This is part three of my series on Buenos Aires. I’ve chosen to publish my photos here in black and white to reflect the charm of the city. Each thumbnail has been cropped, but will expand to full size with a click.
The next morning I enjoy a bit of a sleep-in. I’ve chosen to stay at the OWN Hotel Palermo location this time, where I have a large studio on the top floor of the hotel, with an ample wrap-around private balcony with commanding views of the parks and apartment buildings nearby (no views of the beautiful, historic downtown core from here). When I last stayed there in 2010, my room rate was around $160 a night. My latest check shows that this room is now $230 a night, with junior suites with no balcony running around $160. Not as cheap as it once was, but still more affordable than many big cities, and there are more than a few options from which to choose.
Today is Sunday and I head back towards Centro, starting with Calle Florida, the busy pedestrian shopping street. Near the start of Calle Florida are a couple of green, park-like plazas that are worth seeing, one of which is the Falkland War memorial—careful when you are in Argentina, the Argentines still consider the islands their own and they are called the Islas Malvinas. The area has some interesting building facades and architecture such as the Circulo Militar, not unlike a smaller version of Central Park South and the area around the Plaza Hotel in Manhattan.
After walking along Florida for a while, I move off into the old district of San Telmo. It’s a Sunday and the day for the famous flea market. I wander among the countless stalls and shops selling books and posters and LPs and leather goods and trinkets and, of course, antiques. Antique silverware, including complete sets of century-old Christofle dining cutlery can be found for far less than in Europe, a relic of Buenos Aires’ proud European heritage. I pause for a moment to watch as couples tango in the street to music coming from a portable stereo. I wind up slipping into some art galleries and find myself enchanted by the tango art of Mauro Moreno and purchase two works of his to take back with me (no small feat considering that on this occasion I had a month in Brazil ahead of me, including time spent kayaking and sleeping in a hammock in the Amazon rainforest).

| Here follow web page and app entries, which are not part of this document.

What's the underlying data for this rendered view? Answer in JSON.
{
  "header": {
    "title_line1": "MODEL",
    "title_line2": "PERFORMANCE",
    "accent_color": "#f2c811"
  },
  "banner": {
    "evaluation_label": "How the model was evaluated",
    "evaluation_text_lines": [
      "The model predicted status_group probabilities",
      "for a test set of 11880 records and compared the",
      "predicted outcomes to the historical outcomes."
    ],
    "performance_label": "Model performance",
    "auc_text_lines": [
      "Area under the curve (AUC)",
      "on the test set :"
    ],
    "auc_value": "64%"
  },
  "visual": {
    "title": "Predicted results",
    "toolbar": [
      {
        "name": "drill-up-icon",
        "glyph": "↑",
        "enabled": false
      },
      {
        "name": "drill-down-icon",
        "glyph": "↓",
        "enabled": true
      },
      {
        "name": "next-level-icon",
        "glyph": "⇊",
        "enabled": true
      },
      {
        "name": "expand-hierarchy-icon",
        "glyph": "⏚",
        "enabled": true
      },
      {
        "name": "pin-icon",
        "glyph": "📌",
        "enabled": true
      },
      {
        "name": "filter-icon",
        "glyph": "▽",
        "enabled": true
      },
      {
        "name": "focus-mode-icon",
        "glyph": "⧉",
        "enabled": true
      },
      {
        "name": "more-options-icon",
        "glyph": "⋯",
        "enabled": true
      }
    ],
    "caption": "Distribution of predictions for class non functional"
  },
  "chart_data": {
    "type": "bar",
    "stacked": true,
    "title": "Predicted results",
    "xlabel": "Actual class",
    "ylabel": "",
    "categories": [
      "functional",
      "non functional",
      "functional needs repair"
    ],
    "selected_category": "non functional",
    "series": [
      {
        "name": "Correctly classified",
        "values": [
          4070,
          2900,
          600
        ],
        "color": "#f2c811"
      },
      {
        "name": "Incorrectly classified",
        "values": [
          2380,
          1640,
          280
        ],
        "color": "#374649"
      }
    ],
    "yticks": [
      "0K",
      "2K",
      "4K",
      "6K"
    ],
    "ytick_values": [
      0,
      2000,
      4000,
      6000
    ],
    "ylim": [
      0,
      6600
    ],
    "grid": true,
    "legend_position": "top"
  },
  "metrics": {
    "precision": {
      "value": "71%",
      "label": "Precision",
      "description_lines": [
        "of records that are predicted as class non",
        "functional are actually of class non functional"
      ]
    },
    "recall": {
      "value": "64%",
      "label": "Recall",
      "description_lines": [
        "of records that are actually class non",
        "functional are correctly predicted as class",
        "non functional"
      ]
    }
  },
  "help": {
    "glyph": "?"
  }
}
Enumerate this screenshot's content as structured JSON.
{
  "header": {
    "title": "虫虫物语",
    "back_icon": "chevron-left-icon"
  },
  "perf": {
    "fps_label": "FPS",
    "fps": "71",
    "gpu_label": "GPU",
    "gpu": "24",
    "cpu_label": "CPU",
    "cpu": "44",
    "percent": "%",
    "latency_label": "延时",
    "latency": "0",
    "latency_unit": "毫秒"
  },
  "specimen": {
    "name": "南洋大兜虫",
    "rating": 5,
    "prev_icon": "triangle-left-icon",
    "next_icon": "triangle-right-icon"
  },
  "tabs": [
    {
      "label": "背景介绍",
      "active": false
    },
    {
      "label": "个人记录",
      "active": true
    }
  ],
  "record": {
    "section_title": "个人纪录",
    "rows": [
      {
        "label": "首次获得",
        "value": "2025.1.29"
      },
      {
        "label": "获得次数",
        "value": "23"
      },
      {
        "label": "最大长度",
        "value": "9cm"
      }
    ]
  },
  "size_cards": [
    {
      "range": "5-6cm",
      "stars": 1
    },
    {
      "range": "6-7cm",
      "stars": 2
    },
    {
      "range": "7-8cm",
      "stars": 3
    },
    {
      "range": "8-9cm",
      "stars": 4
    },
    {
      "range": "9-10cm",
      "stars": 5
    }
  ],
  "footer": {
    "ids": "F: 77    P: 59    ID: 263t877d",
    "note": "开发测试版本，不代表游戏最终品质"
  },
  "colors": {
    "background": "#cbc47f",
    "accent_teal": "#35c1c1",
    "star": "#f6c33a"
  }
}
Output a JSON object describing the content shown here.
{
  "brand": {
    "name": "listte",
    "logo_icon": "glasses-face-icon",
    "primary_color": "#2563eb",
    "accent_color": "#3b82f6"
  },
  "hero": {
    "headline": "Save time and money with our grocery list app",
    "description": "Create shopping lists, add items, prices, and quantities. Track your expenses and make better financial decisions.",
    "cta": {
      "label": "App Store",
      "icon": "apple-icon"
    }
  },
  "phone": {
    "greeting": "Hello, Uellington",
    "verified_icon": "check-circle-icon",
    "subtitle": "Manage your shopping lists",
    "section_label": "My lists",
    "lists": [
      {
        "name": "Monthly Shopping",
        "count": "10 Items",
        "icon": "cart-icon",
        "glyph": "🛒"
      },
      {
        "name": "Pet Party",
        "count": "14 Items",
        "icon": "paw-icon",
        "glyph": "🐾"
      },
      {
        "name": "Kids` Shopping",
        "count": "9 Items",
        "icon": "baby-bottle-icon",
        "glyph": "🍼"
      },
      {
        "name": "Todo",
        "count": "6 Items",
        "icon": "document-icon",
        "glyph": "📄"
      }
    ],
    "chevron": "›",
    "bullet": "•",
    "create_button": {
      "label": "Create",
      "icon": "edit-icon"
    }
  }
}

My walk, in photos:
From old San Telmo I walk down to the brand new area by the river called Puerto Madero. I get a quick bite to eat in a modern, New York-style cafe/deli (think Dean and Deluca) before paying a visit to the fabulous Faena Hotel, an imposing brick structure from the outside, the inside hall is worth a stop just to see the soaring ceilings and rich, red interior design.
At this point, I head back to the hotel to change and head out to a milonga for a professional tango show accompanied by dinner. There are plenty of options on this front, or if you’ve had enough tango from the night before, going to watch a soccer match is a nice option as well. I’ve done both. The soccer options are also plentiful, with Boca Juniors and River Plate being the two most famous clubs, but there are other options as well, such as Independiente, which may have cheaper tickets or be easier to attend. I do recommend that if you are attending a match for the first time you use a soccer tour operator that is reputable, just to ensure you are transported to and from the match safely. If you’ve been to matches in Latin America before and are fully comfortable with the environment, as well as getting to and from a match, then go right ahead and have a great time.
Monday is a take-it-easy day for me. I take a good book and head to find a patch of grass in the many beautiful parks of Palermo. Alternatively, one can head back into the center of town to do a bit of shopping or find a sidewalk cafe for some empanadas and a cocktail or two. The afternoon comes, and it’s time to head home via the red-eye back. Make sure to leave enough time to budget for a two-hour traffic jam just in case from town out to the airport. For single male travelers, there is an upside to arriving at Ezeiza Airport too early: the duty free cosmetics department boasts a staff that has to be the most beautiful of any of the 200 or so airports globally that I have been to.
Ultimately, Buenos Aires is a city of contrasts. The Recoleta, with its gorgeous Baroque crypts set against square, modern apartment blocks, Sundays spent with street tango and art in San Telmo, just a short walk from the modern development and converted warehouses of Puerto Madero, and Palermo where I choose to stay on my visits, full of wonderful bars and restaurants and experiences, cool boutique hotels and beautiful parks, but littered with graffiti and broken glass on many corners. It’s a city that boasts a rich history through its splendid avenues and magnificent architecture, but where the future is much more insecure for many. And it makes for some wonderful photographic opportunities. Best of all, it is accessible from most of North America in the span of a long weekend.
Thanks for reading this post! If you liked it please think about subscribing by following this link Subscribe here. You will receive an email when new articles are posted. Your email address will be secure and you will never receive any marketing emails from third parties. Every new subscriber matters since this is a relatively young site. We really appreciate your support.